She was offered an audition whilst on a vacation to Los Angeles and
her acting career began.
She claimed to be the only girl in Hollywood's history who walked into a
movie studio with a pass on a sight-seeing tour and come out with a signed
Above left: 1930 Add for Vanity comedies. "Watch 'em step! How those boys
and girls can make whoopee! A Freshman-Sophomore battle isn't in it for
action by comparison with these comedies of youth. With Ray Cooke and Marian
Shockley supported by a big cast you'll find plenty to bring the laughs in
The Freshman's Goat. Above right: A comedy short Twisted Tails for Culver Pictures, Marion
Shockley and famous 'drunk' Arthur Housman.
Above left: Gyula Bartha and Zoltan Sulkowsja, who left Budapest two years
ago to see the world from a motorcycle, as they paused in their travels at
the RKO-Pathé studio, where Marion Shockley, comedienne, thus added charm to
their stay. (Book Readers Image, May 30, 1931). Above right:
Bob Steele and Marian Shockley in "Near the Trail's End" (1931)
From 1930 until 1934 she played in some 19 B-movies.
She appeared with Alice White in Sweethearts On Parade
for Columbia and also in a number of Vanity two-reelers for Educational
which included her screen debut The Freshman's Goat
(1930). She co-starred as Tim McCoy's leading lady in
the serial Heroes
of the Flames and Bob Steele's in Near the Trail's End
(1931), directed by Wallace Fox.
the last of eight Westerns Steele did for low-budget company Tiffany
and the only feature film to co-star Marion Shockley. The
shorts were a series of Torchy movies... with titles such as Torchy's Two Toots
(1932) with Ray Cooke. She
is more known for her work in comedy shorts and radio.
Offered an acting job with a Denver stock company, she performed in plays as
Believe me, Mr. Xantippe (March 1934) and Three
Cornered Moon (1934) in which she played the role Claudette Colbert
played in the movie.
Above: Back, left to right: Toshia Mori, Boots Mallory, Ruth Hall,
Gloria Stuart, Patricia Ellis, Ginger Rogers, Lillian Bond, Evalyn
Knapp, Marion Shockley. Front left to right: Dorothy Wilson, Mary
Carlisle, Lona Andre, Eleanor Holm, Dorothy Layton.
Shockley was the WAMPAS baby star in 1932.
The WAMPAS Baby Stars was a promotional campaign sponsored by the Western
Association of Motion Picture Advertisers in the United States, which
honored thirteen young women each year who they believed to be on the
threshold of movie stardom. They were selected from 1922 to 1934 and honored
at a party called the WAMPAS Frolic. Those selected were given extensive
media coverage.
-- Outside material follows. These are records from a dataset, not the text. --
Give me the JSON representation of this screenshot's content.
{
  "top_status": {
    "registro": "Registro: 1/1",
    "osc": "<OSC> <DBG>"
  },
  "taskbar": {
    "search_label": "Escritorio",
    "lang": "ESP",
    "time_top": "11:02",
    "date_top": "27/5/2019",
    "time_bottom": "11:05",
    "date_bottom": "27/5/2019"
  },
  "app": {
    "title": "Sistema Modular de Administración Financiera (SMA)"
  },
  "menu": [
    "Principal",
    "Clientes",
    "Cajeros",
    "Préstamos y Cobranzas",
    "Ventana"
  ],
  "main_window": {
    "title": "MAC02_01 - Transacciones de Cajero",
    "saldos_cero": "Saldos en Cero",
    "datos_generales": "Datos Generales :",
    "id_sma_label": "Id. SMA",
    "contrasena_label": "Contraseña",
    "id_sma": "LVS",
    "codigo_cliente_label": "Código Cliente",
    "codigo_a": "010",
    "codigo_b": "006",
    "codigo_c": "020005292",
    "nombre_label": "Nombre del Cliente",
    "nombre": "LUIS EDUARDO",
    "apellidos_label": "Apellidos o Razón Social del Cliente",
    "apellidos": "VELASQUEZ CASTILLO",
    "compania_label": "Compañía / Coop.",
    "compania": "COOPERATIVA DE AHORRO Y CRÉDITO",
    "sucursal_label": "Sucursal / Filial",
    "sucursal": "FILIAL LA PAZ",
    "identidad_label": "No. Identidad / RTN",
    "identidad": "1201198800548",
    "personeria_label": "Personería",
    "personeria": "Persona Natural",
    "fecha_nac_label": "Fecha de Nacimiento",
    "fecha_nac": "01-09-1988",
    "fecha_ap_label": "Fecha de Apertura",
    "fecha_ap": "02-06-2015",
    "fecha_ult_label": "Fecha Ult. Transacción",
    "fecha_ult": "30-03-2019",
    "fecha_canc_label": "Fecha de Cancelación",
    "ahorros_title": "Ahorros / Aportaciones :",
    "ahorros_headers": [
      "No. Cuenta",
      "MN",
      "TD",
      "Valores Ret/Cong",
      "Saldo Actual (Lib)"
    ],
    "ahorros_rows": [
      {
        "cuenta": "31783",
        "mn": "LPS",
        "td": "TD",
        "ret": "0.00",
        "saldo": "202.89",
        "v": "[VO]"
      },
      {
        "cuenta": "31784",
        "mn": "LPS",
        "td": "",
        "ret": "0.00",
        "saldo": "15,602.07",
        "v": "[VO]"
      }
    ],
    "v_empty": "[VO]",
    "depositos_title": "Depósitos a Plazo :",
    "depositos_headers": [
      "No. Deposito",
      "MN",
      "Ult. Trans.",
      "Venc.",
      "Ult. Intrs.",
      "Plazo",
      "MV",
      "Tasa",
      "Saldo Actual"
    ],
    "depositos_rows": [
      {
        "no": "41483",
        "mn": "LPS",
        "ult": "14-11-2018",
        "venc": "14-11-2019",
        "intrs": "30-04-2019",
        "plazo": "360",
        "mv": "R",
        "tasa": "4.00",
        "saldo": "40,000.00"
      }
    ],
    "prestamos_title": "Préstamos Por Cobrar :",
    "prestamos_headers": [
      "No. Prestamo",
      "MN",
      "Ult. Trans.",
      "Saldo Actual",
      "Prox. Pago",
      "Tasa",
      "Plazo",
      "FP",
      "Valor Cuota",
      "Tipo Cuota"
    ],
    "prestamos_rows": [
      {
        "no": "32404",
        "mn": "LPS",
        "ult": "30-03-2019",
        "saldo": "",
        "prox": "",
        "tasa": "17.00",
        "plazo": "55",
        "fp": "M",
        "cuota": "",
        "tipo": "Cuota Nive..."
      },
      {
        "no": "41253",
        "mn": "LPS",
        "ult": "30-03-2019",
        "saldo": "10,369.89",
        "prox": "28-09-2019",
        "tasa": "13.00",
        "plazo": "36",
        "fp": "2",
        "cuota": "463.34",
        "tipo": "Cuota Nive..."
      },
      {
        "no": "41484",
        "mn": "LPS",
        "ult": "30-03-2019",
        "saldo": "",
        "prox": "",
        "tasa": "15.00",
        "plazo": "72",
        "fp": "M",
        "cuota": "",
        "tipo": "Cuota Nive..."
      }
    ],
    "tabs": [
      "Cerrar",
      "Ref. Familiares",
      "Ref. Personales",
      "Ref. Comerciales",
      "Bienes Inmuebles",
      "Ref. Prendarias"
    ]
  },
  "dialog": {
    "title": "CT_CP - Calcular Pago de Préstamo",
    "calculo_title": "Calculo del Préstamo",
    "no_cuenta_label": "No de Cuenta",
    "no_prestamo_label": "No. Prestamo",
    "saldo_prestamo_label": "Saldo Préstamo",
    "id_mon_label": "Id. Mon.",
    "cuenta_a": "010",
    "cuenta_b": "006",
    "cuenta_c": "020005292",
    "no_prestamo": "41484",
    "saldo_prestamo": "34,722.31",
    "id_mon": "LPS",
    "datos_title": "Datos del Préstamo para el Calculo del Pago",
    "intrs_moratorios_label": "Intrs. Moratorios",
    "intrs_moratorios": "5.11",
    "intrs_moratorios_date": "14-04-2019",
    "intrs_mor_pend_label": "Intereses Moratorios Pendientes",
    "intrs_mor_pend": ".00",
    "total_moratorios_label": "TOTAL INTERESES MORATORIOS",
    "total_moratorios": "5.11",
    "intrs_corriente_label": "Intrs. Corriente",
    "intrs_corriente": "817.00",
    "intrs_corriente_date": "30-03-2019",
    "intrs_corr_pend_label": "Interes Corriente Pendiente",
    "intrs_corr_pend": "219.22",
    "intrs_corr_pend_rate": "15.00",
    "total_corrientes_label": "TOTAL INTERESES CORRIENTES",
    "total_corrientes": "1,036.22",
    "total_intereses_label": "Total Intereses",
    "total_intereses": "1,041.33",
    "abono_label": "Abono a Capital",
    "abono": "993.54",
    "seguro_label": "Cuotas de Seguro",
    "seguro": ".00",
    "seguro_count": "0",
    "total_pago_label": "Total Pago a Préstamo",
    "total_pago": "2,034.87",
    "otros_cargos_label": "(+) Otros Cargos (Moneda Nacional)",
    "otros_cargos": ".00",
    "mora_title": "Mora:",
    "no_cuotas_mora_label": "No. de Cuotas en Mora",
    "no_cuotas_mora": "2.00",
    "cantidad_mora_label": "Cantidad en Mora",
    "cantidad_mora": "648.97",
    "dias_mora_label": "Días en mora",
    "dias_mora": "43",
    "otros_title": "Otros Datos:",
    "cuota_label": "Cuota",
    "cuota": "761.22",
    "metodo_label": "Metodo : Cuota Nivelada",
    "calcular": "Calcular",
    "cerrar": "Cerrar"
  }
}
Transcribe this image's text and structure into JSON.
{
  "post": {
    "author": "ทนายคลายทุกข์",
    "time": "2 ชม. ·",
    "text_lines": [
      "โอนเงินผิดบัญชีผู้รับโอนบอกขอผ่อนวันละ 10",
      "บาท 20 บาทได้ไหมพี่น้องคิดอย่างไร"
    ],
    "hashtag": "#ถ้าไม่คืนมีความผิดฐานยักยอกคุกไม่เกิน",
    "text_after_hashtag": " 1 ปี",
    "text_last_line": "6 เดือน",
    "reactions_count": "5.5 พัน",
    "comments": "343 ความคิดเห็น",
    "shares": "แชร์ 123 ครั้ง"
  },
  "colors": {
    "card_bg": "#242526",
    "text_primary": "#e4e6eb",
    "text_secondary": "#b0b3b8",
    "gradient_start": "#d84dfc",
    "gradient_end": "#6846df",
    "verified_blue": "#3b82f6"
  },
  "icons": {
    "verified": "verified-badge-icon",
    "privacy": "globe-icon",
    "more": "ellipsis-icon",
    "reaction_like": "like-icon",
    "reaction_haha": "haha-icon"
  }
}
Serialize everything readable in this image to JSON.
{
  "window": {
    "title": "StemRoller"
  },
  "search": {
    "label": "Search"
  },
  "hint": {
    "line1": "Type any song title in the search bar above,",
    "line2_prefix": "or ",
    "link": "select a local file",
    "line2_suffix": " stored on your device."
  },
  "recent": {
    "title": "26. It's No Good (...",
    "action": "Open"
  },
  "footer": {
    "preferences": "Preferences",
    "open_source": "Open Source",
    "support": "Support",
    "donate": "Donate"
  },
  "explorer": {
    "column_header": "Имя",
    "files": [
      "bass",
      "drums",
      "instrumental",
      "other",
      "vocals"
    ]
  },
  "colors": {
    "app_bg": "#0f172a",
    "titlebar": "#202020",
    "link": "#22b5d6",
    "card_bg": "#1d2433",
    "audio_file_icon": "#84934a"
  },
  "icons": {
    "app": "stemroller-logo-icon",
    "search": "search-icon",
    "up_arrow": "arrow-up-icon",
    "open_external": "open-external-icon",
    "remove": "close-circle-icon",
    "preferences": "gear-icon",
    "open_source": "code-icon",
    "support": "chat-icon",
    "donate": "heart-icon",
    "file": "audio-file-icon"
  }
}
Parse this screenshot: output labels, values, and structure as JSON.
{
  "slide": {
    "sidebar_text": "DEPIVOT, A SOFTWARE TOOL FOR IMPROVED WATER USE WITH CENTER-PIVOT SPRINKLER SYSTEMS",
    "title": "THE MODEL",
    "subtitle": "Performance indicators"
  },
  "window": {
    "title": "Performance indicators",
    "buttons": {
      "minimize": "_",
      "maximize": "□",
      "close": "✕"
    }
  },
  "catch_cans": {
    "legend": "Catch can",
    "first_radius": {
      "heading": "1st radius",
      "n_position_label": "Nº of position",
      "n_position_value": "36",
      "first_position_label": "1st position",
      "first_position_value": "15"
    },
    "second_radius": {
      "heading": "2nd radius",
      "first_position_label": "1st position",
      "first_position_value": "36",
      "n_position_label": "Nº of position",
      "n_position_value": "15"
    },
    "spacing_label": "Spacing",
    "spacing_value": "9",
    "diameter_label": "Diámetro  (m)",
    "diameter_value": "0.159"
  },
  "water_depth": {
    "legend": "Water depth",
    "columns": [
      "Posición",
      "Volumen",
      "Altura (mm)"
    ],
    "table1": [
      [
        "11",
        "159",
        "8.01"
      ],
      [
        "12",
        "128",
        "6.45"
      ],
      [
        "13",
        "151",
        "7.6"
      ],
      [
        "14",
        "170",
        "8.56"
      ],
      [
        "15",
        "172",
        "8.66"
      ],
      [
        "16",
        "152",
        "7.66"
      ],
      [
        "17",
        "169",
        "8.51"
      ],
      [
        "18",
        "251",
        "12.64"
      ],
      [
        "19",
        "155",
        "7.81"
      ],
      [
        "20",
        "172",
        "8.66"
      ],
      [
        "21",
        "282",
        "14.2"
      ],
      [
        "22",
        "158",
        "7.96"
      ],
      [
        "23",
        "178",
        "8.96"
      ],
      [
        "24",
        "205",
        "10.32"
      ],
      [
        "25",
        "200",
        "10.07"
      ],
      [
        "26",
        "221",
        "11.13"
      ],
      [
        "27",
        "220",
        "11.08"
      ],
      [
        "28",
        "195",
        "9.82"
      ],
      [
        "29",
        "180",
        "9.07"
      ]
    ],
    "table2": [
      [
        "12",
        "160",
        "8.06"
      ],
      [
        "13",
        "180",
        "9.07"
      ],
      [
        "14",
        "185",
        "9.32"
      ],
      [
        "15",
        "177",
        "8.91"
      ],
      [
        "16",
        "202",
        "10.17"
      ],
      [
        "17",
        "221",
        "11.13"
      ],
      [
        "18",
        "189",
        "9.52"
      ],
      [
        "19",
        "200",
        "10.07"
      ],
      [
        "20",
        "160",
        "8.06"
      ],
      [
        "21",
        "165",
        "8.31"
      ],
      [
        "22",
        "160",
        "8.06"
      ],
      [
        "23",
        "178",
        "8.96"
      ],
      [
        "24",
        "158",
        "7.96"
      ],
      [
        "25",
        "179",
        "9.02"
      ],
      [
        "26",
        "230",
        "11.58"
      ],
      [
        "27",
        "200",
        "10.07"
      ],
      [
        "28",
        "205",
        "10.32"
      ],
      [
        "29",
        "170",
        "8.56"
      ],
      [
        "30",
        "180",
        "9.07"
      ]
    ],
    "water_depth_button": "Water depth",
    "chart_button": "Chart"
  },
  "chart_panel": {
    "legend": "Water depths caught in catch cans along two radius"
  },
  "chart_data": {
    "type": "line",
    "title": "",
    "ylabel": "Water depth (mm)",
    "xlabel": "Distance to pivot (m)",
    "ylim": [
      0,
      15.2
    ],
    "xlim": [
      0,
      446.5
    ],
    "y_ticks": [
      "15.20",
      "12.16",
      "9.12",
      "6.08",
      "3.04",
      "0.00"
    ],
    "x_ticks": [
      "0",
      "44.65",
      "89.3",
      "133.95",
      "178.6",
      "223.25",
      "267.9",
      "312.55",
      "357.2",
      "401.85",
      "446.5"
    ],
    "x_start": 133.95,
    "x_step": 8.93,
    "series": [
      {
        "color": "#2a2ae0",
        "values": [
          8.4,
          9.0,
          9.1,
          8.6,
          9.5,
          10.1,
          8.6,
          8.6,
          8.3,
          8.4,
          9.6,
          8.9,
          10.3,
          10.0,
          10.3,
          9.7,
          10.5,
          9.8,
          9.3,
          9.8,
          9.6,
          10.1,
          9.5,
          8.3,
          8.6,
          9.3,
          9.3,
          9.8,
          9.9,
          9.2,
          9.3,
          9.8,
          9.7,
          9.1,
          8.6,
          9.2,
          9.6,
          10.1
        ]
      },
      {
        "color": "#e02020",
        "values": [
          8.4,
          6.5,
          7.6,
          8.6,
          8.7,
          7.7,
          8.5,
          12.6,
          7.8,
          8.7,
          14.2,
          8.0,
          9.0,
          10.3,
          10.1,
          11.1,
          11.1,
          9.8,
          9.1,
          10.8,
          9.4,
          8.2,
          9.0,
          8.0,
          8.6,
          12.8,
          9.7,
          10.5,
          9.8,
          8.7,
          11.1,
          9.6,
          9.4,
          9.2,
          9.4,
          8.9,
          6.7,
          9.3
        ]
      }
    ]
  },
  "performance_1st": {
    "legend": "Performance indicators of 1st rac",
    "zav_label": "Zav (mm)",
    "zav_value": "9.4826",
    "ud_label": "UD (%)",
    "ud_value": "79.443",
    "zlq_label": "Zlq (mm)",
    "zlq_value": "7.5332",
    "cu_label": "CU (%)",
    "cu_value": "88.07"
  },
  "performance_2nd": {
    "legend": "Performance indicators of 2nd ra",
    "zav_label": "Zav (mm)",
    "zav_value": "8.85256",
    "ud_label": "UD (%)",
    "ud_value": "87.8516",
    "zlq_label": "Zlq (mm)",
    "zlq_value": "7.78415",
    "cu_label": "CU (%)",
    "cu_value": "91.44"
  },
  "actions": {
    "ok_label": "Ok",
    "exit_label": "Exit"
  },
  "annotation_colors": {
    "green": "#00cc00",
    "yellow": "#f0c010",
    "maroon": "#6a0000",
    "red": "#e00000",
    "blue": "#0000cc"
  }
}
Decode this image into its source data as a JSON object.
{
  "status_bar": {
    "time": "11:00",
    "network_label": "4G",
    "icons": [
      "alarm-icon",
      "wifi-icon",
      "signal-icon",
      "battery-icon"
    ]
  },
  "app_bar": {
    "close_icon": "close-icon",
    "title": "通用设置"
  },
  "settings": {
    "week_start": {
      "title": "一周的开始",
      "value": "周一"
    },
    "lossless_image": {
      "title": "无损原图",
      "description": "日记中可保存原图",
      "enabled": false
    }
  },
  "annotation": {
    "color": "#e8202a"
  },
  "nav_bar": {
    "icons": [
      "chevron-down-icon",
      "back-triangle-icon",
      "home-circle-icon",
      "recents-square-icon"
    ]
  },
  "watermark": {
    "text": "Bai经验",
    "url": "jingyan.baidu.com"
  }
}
The awards were not given in 1931 and 1933 and ended after
1934 due to objections from the movie studios because of its independence.
Miss Shockley and Gordon Barry Thomson married on Feb 5, 1934 in Whatcom,
WA, divorcing soon afterwards.